Wendy's founder and CEO Dave Thomas starred in hundreds of commercials over the years for the fast food company. So it's understandable if his cameo in Bionic Ever After?, a 1994 TV movie featuring the marriage of "Six Million Dollar Man" Steve Austin to "Bionic Woman" Jamie Summers, has been forgotten. If you can't find your VHS copy of the production, Thomas plays a hostage trapped in a wine cellar awaiting rescue by the bionic duo.
When you're the executive giving a movie the green light, it's probably pretty easy to snag a walk-on role. Media mogul Ted Turner did just that with the 1993 Turner Pictures production of Gettysburg, one of the longest films ever released in regular theaters (four and a half hours!). The movie stars Tom Berenger and Martin Sheen, and Turner got to play an anonymous Confederate soldier who dies dramatically on the screen. "Let's go boys!" Turner's character yells, before catching one in the chest and crashing on the chaotic battlefield. "When I fell, I just didn't want to drop my sword on someone," Turner said of his big moment.

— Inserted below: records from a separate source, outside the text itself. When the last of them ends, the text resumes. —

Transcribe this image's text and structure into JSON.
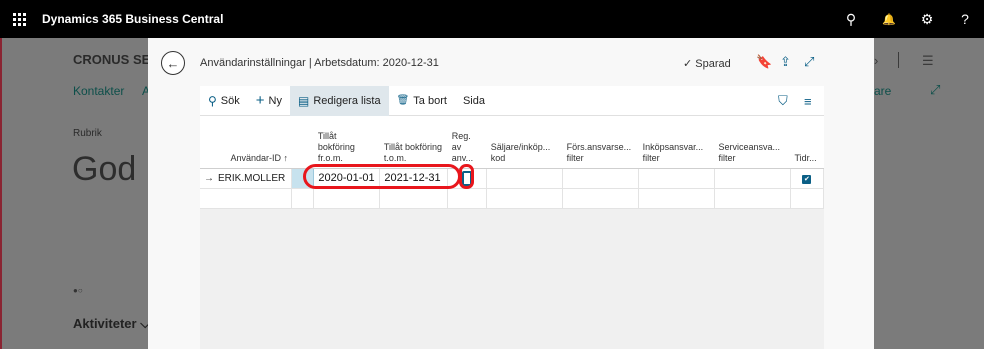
{
  "topbar": {
    "app_title": "Dynamics 365 Business Central",
    "icons": [
      "search-icon",
      "bell-icon",
      "gear-icon",
      "help-icon"
    ],
    "glyphs": {
      "search": "⚲",
      "bell": "🔔",
      "gear": "⚙",
      "help": "?"
    }
  },
  "background": {
    "company": "CRONUS SE",
    "link_kontakter": "Kontakter",
    "link_a": "A",
    "link_are": "are",
    "rubrik": "Rubrik",
    "god": "God",
    "dots": "●○",
    "aktiviteter": "Aktiviteter ⌵",
    "glyph_chevron": "›",
    "glyph_menu": "☰",
    "glyph_expand": "⤢"
  },
  "dialog": {
    "back_glyph": "←",
    "breadcrumb": "Användarinställningar | Arbetsdatum: 2020-12-31",
    "saved": "✓ Sparad",
    "glyphs": {
      "bookmark": "🔖",
      "share": "⇪",
      "expand": "⤢"
    }
  },
  "actions": {
    "search": "Sök",
    "search_glyph": "⚲",
    "new": "Ny",
    "new_glyph": "+",
    "edit_list": "Redigera lista",
    "edit_glyph": "▤",
    "delete": "Ta bort",
    "delete_glyph": "🗑",
    "page": "Sida",
    "filter_glyph": "⛉",
    "list_glyph": "≡"
  },
  "table": {
    "headers": {
      "user_id": "Användar-ID ↑",
      "allow_from": "Tillåt bokföring fr.o.m.",
      "allow_to": "Tillåt bokföring t.o.m.",
      "reg": "Reg. av anv...",
      "salesperson": "Säljare/inköp... kod",
      "sales_resp": "Förs.ansvarse... filter",
      "purch_resp": "Inköpsansvar... filter",
      "service_resp": "Serviceansva... filter",
      "time": "Tidr..."
    },
    "rows": [
      {
        "arrow": "→",
        "user_id": "ERIK.MOLLER",
        "allow_from": "2020-01-01",
        "allow_to": "2021-12-31",
        "time_checked": "✔"
      }
    ]
  },
  "colors": {
    "accent": "#0b5f86",
    "highlight": "#e8161c",
    "selected_cell": "#c7e2ee",
    "topbar": "#000000"
  }
}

The comic book industry legend and former president and chairman of Marvel Comics Stan Lee has done cameos in tons of Marvel movies released in recent years. Among other adventures Lee has enjoyed on the screen, he has rushed to safety while a battle between Spiderman and Doc Ock drops concrete on the street, been turned away as a guest to the wedding of Reed Richards (Mr. Fantastic) and Susie Storm (Invisible Woman), and has gotten mistaken as Hugh Hefner and Larry King in various Iron Man movies. Perhaps his appearance in 2003's The Hulk is the most amusing, as Lee makes a joint cameo with the original Hulk, Lou Ferrigno.